* _TASK ITEM_
Retype the listing that follows, exactly as written.

- - - - -

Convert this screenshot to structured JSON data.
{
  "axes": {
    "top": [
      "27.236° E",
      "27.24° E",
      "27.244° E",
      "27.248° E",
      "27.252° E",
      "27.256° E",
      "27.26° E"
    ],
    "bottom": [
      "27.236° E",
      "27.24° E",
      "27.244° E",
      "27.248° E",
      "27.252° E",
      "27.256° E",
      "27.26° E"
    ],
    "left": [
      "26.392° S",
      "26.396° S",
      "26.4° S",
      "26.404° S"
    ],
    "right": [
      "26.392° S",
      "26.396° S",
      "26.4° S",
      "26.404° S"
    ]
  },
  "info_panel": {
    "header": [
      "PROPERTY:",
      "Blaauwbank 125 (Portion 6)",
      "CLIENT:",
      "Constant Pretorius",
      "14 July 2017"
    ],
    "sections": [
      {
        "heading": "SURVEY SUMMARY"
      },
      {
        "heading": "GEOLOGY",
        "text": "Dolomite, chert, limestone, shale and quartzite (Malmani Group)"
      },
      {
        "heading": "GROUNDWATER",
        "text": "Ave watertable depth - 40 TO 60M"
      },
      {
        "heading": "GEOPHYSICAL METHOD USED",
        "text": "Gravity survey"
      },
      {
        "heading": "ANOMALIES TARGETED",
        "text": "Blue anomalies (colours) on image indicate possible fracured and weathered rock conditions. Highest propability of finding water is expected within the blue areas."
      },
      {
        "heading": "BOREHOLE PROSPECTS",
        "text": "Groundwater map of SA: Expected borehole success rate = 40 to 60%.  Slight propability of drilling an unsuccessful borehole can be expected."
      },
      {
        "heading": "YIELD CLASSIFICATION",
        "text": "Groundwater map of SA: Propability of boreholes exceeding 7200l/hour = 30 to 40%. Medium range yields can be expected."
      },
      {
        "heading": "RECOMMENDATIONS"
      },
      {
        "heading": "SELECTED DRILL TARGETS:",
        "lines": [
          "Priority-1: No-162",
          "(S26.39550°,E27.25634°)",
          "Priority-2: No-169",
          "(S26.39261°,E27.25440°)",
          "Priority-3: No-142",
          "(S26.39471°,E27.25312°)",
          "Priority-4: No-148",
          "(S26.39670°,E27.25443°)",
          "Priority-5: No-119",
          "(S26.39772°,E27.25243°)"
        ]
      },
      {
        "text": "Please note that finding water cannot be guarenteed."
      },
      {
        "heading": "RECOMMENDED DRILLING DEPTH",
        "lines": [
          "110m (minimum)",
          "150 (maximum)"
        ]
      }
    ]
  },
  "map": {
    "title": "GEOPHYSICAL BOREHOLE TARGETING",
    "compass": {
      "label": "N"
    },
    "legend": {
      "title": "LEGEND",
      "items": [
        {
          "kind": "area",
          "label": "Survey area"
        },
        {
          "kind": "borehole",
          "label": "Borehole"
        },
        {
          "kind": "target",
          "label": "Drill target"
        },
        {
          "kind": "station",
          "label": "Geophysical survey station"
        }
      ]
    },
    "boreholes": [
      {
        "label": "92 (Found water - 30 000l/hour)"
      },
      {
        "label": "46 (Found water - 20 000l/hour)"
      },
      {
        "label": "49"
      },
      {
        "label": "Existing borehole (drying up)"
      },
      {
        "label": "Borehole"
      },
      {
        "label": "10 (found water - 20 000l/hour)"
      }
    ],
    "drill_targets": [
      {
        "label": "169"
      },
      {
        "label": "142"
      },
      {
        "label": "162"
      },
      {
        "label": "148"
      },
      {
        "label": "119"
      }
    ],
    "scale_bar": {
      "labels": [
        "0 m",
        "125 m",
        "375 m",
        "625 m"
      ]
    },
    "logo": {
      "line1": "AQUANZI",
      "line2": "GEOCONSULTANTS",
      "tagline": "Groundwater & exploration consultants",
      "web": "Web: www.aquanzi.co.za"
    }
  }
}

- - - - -

* _TASK ANSWER_
Convert this screenshot to structured JSON data.
{
  "axes": {
    "top": [
      "27.236° E",
      "27.24° E",
      "27.244° E",
      "27.248° E",
      "27.252° E",
      "27.256° E",
      "27.26° E"
    ],
    "bottom": [
      "27.236° E",
      "27.24° E",
      "27.244° E",
      "27.248° E",
      "27.252° E",
      "27.256° E",
      "27.26° E"
    ],
    "left": [
      "26.392° S",
      "26.396° S",
      "26.4° S",
      "26.404° S"
    ],
    "right": [
      "26.392° S",
      "26.396° S",
      "26.4° S",
      "26.404° S"
    ]
  },
  "info_panel": {
    "header": [
      "PROPERTY:",
      "Blaauwbank 125 (Portion 6)",
      "CLIENT:",
      "Constant Pretorius",
      "14 July 2017"
    ],
    "sections": [
      {
        "heading": "SURVEY SUMMARY"
      },
      {
        "heading": "GEOLOGY",
        "text": "Dolomite, chert, limestone, shale and quartzite (Malmani Group)"
      },
      {
        "heading": "GROUNDWATER",
        "text": "Ave watertable depth - 40 TO 60M"
      },
      {
        "heading": "GEOPHYSICAL METHOD USED",
        "text": "Gravity survey"
      },
      {
        "heading": "ANOMALIES TARGETED",
        "text": "Blue anomalies (colours) on image indicate possible fracured and weathered rock conditions. Highest propability of finding water is expected within the blue areas."
      },
      {
        "heading": "BOREHOLE PROSPECTS",
        "text": "Groundwater map of SA: Expected borehole success rate = 40 to 60%.  Slight propability of drilling an unsuccessful borehole can be expected."
      },
      {
        "heading": "YIELD CLASSIFICATION",
        "text": "Groundwater map of SA: Propability of boreholes exceeding 7200l/hour = 30 to 40%. Medium range yields can be expected."
      },
      {
        "heading": "RECOMMENDATIONS"
      },
      {
        "heading": "SELECTED DRILL TARGETS:",
        "lines": [
          "Priority-1: No-162",
          "(S26.39550°,E27.25634°)",
          "Priority-2: No-169",
          "(S26.39261°,E27.25440°)",
          "Priority-3: No-142",
          "(S26.39471°,E27.25312°)",
          "Priority-4: No-148",
          "(S26.39670°,E27.25443°)",
          "Priority-5: No-119",
          "(S26.39772°,E27.25243°)"
        ]
      },
      {
        "text": "Please note that finding water cannot be guarenteed."
      },
      {
        "heading": "RECOMMENDED DRILLING DEPTH",
        "lines": [
          "110m (minimum)",
          "150 (maximum)"
        ]
      }
    ]
  },
  "map": {
    "title": "GEOPHYSICAL BOREHOLE TARGETING",
    "compass": {
      "label": "N"
    },
    "legend": {
      "title": "LEGEND",
      "items": [
        {
          "kind": "area",
          "label": "Survey area"
        },
        {
          "kind": "borehole",
          "label": "Borehole"
        },
        {
          "kind": "target",
          "label": "Drill target"
        },
        {
          "kind": "station",
          "label": "Geophysical survey station"
        }
      ]
    },
    "boreholes": [
      {
        "label": "92 (Found water - 30 000l/hour)"
      },
      {
        "label": "46 (Found water - 20 000l/hour)"
      },
      {
        "label": "49"
      },
      {
        "label": "Existing borehole (drying up)"
      },
      {
        "label": "Borehole"
      },
      {
        "label": "10 (found water - 20 000l/hour)"
      }
    ],
    "drill_targets": [
      {
        "label": "169"
      },
      {
        "label": "142"
      },
      {
        "label": "162"
      },
      {
        "label": "148"
      },
      {
        "label": "119"
      }
    ],
    "scale_bar": {
      "labels": [
        "0 m",
        "125 m",
        "375 m",
        "625 m"
      ]
    },
    "logo": {
      "line1": "AQUANZI",
      "line2": "GEOCONSULTANTS",
      "tagline": "Groundwater & exploration consultants",
      "web": "Web: www.aquanzi.co.za"
    }
  }
}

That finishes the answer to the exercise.